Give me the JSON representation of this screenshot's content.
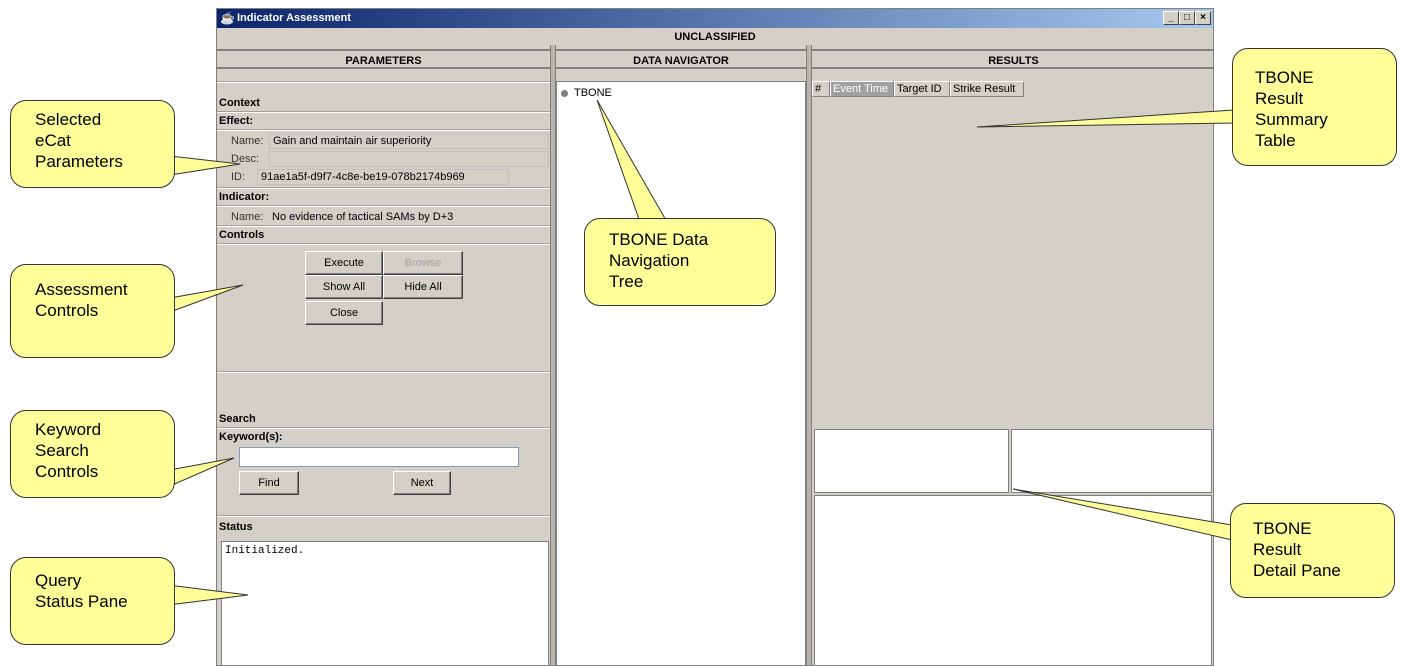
{
  "window": {
    "title": "Indicator Assessment",
    "classification": "UNCLASSIFIED",
    "controls": {
      "minimize": "_",
      "maximize": "□",
      "close": "×"
    }
  },
  "parameters": {
    "header": "PARAMETERS",
    "context_label": "Context",
    "effect_label": "Effect:",
    "effect": {
      "name_label": "Name:",
      "name_value": "Gain and maintain air superiority",
      "desc_label": "Desc:",
      "desc_value": "",
      "id_label": "ID:",
      "id_value": "91ae1a5f-d9f7-4c8e-be19-078b2174b969"
    },
    "indicator_label": "Indicator:",
    "indicator": {
      "name_label": "Name:",
      "name_value": "No evidence of tactical SAMs by D+3"
    },
    "controls_label": "Controls",
    "buttons": {
      "execute": "Execute",
      "browse": "Browse",
      "show_all": "Show All",
      "hide_all": "Hide All",
      "close": "Close"
    },
    "search_label": "Search",
    "keywords_label": "Keyword(s):",
    "keywords_value": "",
    "find": "Find",
    "next": "Next",
    "status_label": "Status",
    "status_text": "Initialized."
  },
  "navigator": {
    "header": "DATA NAVIGATOR",
    "tree": [
      {
        "label": "TBONE"
      }
    ]
  },
  "results": {
    "header": "RESULTS",
    "columns": [
      "#",
      "Event Time",
      "Target ID",
      "Strike Result"
    ],
    "sorted_column": "Event Time",
    "rows": []
  },
  "callouts": {
    "selected_params": "Selected\neCat\nParameters",
    "assessment_controls": "Assessment\nControls",
    "keyword_search": "Keyword\nSearch\nControls",
    "query_status": "Query\nStatus Pane",
    "nav_tree": "TBONE Data\nNavigation\nTree",
    "summary_table": "TBONE\nResult\nSummary\nTable",
    "detail_pane": "TBONE\nResult\nDetail Pane"
  },
  "colors": {
    "window_bg": "#d4d0c8",
    "titlebar_start": "#0a246a",
    "titlebar_end": "#a6caf0",
    "callout_fill": "#ffff99"
  },
  "icons": [
    "java-cup-icon",
    "tree-node-icon",
    "minimize-icon",
    "maximize-icon",
    "close-icon"
  ]
}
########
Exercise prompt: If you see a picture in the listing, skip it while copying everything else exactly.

Exercise answer:
Give me the JSON representation of this screenshot's content.
{
  "window": {
    "title": "Indicator Assessment",
    "classification": "UNCLASSIFIED",
    "controls": {
      "minimize": "_",
      "maximize": "□",
      "close": "×"
    }
  },
  "parameters": {
    "header": "PARAMETERS",
    "context_label": "Context",
    "effect_label": "Effect:",
    "effect": {
      "name_label": "Name:",
      "name_value": "Gain and maintain air superiority",
      "desc_label": "Desc:",
      "desc_value": "",
      "id_label": "ID:",
      "id_value": "91ae1a5f-d9f7-4c8e-be19-078b2174b969"
    },
    "indicator_label": "Indicator:",
    "indicator": {
      "name_label": "Name:",
      "name_value": "No evidence of tactical SAMs by D+3"
    },
    "controls_label": "Controls",
    "buttons": {
      "execute": "Execute",
      "browse": "Browse",
      "show_all": "Show All",
      "hide_all": "Hide All",
      "close": "Close"
    },
    "search_label": "Search",
    "keywords_label": "Keyword(s):",
    "keywords_value": "",
    "find": "Find",
    "next": "Next",
    "status_label": "Status",
    "status_text": "Initialized."
  },
  "navigator": {
    "header": "DATA NAVIGATOR",
    "tree": [
      {
        "label": "TBONE"
      }
    ]
  },
  "results": {
    "header": "RESULTS",
    "columns": [
      "#",
      "Event Time",
      "Target ID",
      "Strike Result"
    ],
    "sorted_column": "Event Time",
    "rows": []
  },
  "callouts": {
    "selected_params": "Selected\neCat\nParameters",
    "assessment_controls": "Assessment\nControls",
    "keyword_search": "Keyword\nSearch\nControls",
    "query_status": "Query\nStatus Pane",
    "nav_tree": "TBONE Data\nNavigation\nTree",
    "summary_table": "TBONE\nResult\nSummary\nTable",
    "detail_pane": "TBONE\nResult\nDetail Pane"
  },
  "colors": {
    "window_bg": "#d4d0c8",
    "titlebar_start": "#0a246a",
    "titlebar_end": "#a6caf0",
    "callout_fill": "#ffff99"
  },
  "icons": [
    "java-cup-icon",
    "tree-node-icon",
    "minimize-icon",
    "maximize-icon",
    "close-icon"
  ]
}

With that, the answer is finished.